Fig. 2 The flow imbalance indicated by the melt front contours in Moldxe3D simulation (left) is consistent with the experimental results (right).
Fig. 3 Observing the temperature profile, it is found that the temperature distribution occurs after the melt passes through the valve pin (left) and continues to the product (right).
According to the simulation results and experimental verification, it is clearly shown that the valve pin is the key to affect the flow balance. Therefore, Felli tried to quickly verify the results by modifying the valve pin length and removing the valve pin through CAE simulation, they found that the flow balance was significantly improved after the valve pin was removed (Fig. 4). The actual verification also matches the simulation results (Fig. 5).
Fig. 4 Simulation results with the valve pin removed.
Fig. 5 The experimental verification
Lastly, Felli optimized the runner design with the melt flipper technology to reduce the temperature difference after the melt passes through the valve gate (Fig. 6), and further improved the flow balance (Fig. 7).
Fig. 6 Through the melt flipper technology, the temperature difference after passing the valve pin is reduced (left), and the flow balance is improved (right).
Fig. 7 The flow imbalance has been obviously improved in the optimized design (right)
Through the analysis of Moldex3D and several low-cost actual verifications, Felli found the real cause of this problem and was provided with a clear direction to make corresponding improvements to the valve pin. After re-validating through Moldex3D, it has improved the problem, reduced the defect rate from 100% to 0%, and reduced the defect rate of the actual production to 0.05%, avoiding the implementation of inefficient countermeasures and generating unnecessary huge costs.
Moldex3D’s Flow and Hexa-based meshing technology enabled Felli engineers to identify flow imbalances and capture accurate, high-resolution temperature distribution in the part. In addition, Felli engineers used Moldex3D to investigate the effect of valve pins on flow balance. The simulation results matched well with the experimental results and demonstrated that the valve pin is the key to improving filling imbalances.
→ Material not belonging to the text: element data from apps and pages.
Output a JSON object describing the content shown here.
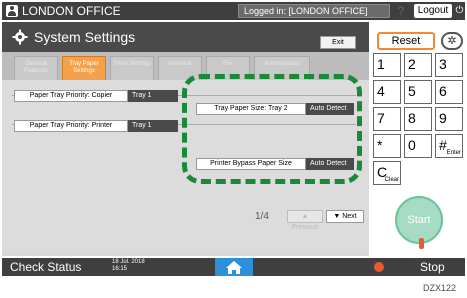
{
  "topbar": {
    "office": "LONDON OFFICE",
    "login": "Logged in: [LONDON OFFICE]",
    "help": "?",
    "logout": "Logout",
    "power": "⏻"
  },
  "header": {
    "title": "System Settings",
    "exit": "Exit"
  },
  "tabs": [
    {
      "label": "General Features",
      "active": false
    },
    {
      "label": "Tray Paper Settings",
      "active": true
    },
    {
      "label": "Timer Settings",
      "active": false
    },
    {
      "label": "Interface",
      "active": false
    },
    {
      "label": "File",
      "active": false
    },
    {
      "label": "Administrator",
      "active": false
    }
  ],
  "settings": {
    "copier": {
      "label": "Paper Tray Priority: Copier",
      "value": "Tray 1"
    },
    "printer": {
      "label": "Paper Tray Priority: Printer",
      "value": "Tray 1"
    },
    "tray2": {
      "label": "Tray Paper Size: Tray 2",
      "value": "Auto Detect"
    },
    "bypass": {
      "label": "Printer Bypass Paper Size",
      "value": "Auto Detect"
    }
  },
  "pagination": {
    "indicator": "1/4",
    "previous": "▲ Previous",
    "next": "▼ Next"
  },
  "keypad": {
    "reset": "Reset",
    "settings_icon": "✲",
    "keys": [
      {
        "main": "1",
        "sub": ""
      },
      {
        "main": "2",
        "sub": ""
      },
      {
        "main": "3",
        "sub": ""
      },
      {
        "main": "4",
        "sub": ""
      },
      {
        "main": "5",
        "sub": ""
      },
      {
        "main": "6",
        "sub": ""
      },
      {
        "main": "7",
        "sub": ""
      },
      {
        "main": "8",
        "sub": ""
      },
      {
        "main": "9",
        "sub": ""
      },
      {
        "main": "*",
        "sub": ""
      },
      {
        "main": "0",
        "sub": ""
      },
      {
        "main": "#",
        "sub": "Enter"
      },
      {
        "main": "C",
        "sub": "Clear"
      }
    ],
    "start": "Start"
  },
  "bottombar": {
    "check_status": "Check Status",
    "date": "18 Jul. 2018",
    "time": "16:15",
    "home": "⌂",
    "stop": "Stop"
  },
  "caption": "DZX122",
  "colors": {
    "accent": "#f5a04a",
    "highlight_dash": "#1a8a3a",
    "home": "#2d8fd8",
    "start": "#a6dcc4",
    "stop": "#e65c2e"
  }
}
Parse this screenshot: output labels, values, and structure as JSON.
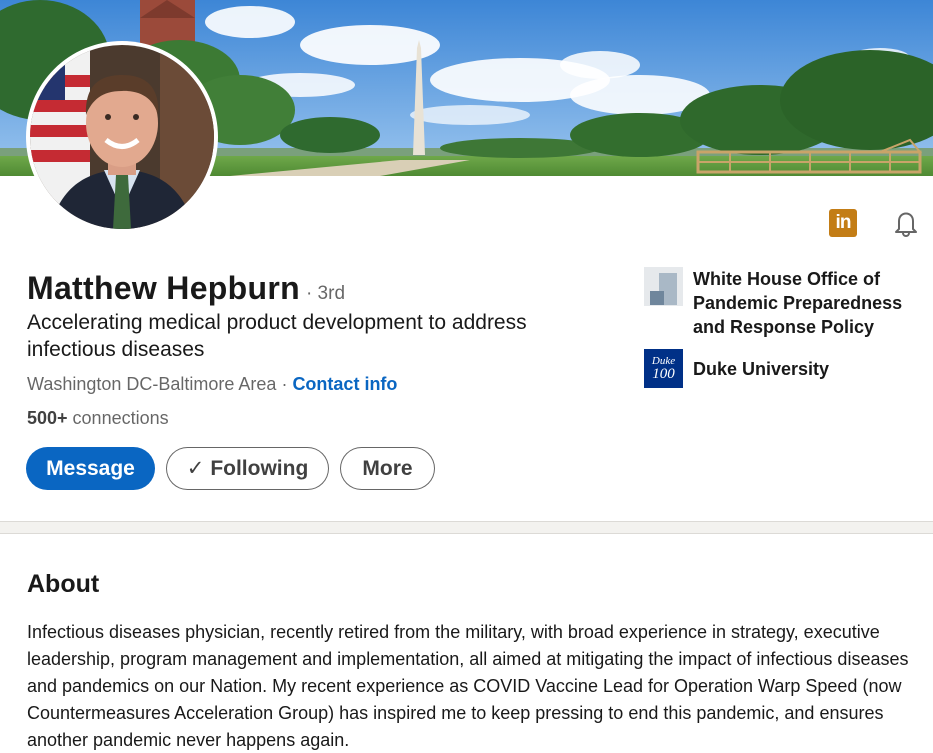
{
  "profile": {
    "name": "Matthew Hepburn",
    "degree": "· 3rd",
    "headline": "Accelerating medical product development to address infectious diseases",
    "location": "Washington DC-Baltimore Area",
    "separator": " · ",
    "contact_label": "Contact info",
    "connections_count": "500+",
    "connections_label": " connections"
  },
  "header_icons": {
    "linkedin_logo": "in",
    "linkedin_icon": "linkedin-icon",
    "bell_icon": "bell-icon"
  },
  "actions": {
    "message_label": "Message",
    "following_label": "Following",
    "following_check": "✓",
    "more_label": "More"
  },
  "organizations": [
    {
      "name": "White House Office of Pandemic Preparedness and Response Policy"
    },
    {
      "name": "Duke University",
      "logo_line1": "Duke",
      "logo_line2": "100"
    }
  ],
  "about": {
    "title": "About",
    "text": "Infectious diseases physician, recently retired from the military, with broad experience in strategy, executive leadership, program management and implementation, all aimed at mitigating the impact of infectious diseases and pandemics on our Nation. My recent experience as COVID Vaccine Lead for Operation Warp Speed (now Countermeasures Acceleration Group) has inspired me to keep pressing to end this pandemic, and ensures another pandemic never happens again."
  },
  "colors": {
    "primary_blue": "#0a66c2",
    "linkedin_gold": "#c37d16",
    "duke_blue": "#003087"
  }
}
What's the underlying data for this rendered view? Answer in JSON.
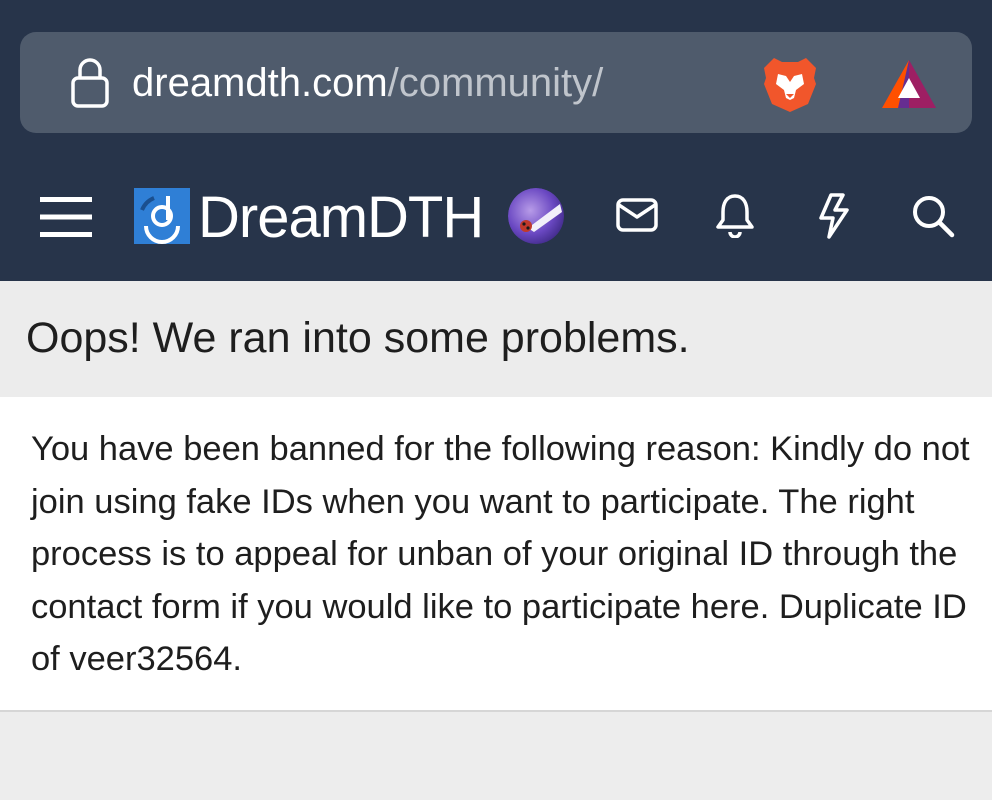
{
  "browser": {
    "url_host": "dreamdth.com",
    "url_path": "/community/",
    "icons": [
      "lock-icon",
      "brave-lion-icon",
      "bat-rewards-icon"
    ]
  },
  "header": {
    "site_name": "DreamDTH",
    "icons": [
      "menu-icon",
      "logo-icon",
      "avatar",
      "mail-icon",
      "bell-icon",
      "bolt-icon",
      "search-icon"
    ]
  },
  "error": {
    "title": "Oops! We ran into some problems.",
    "message": "You have been banned for the following reason: Kindly do not join using fake IDs when you want to participate. The right process is to appeal for unban of your original ID through the contact form if you would like to participate here. Duplicate ID of veer32564."
  },
  "colors": {
    "header_bg": "#27344a",
    "url_bar_bg": "#4f5b6c",
    "logo_blue": "#2f7fd6",
    "page_bg": "#ededed"
  }
}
With Moldex3D, Felli successfully identified the root cause of the corner effect and optimized the runner design to reduce temperature difference as the melt flow past the valve pin, improving the flow imbalance induced by the corner effect.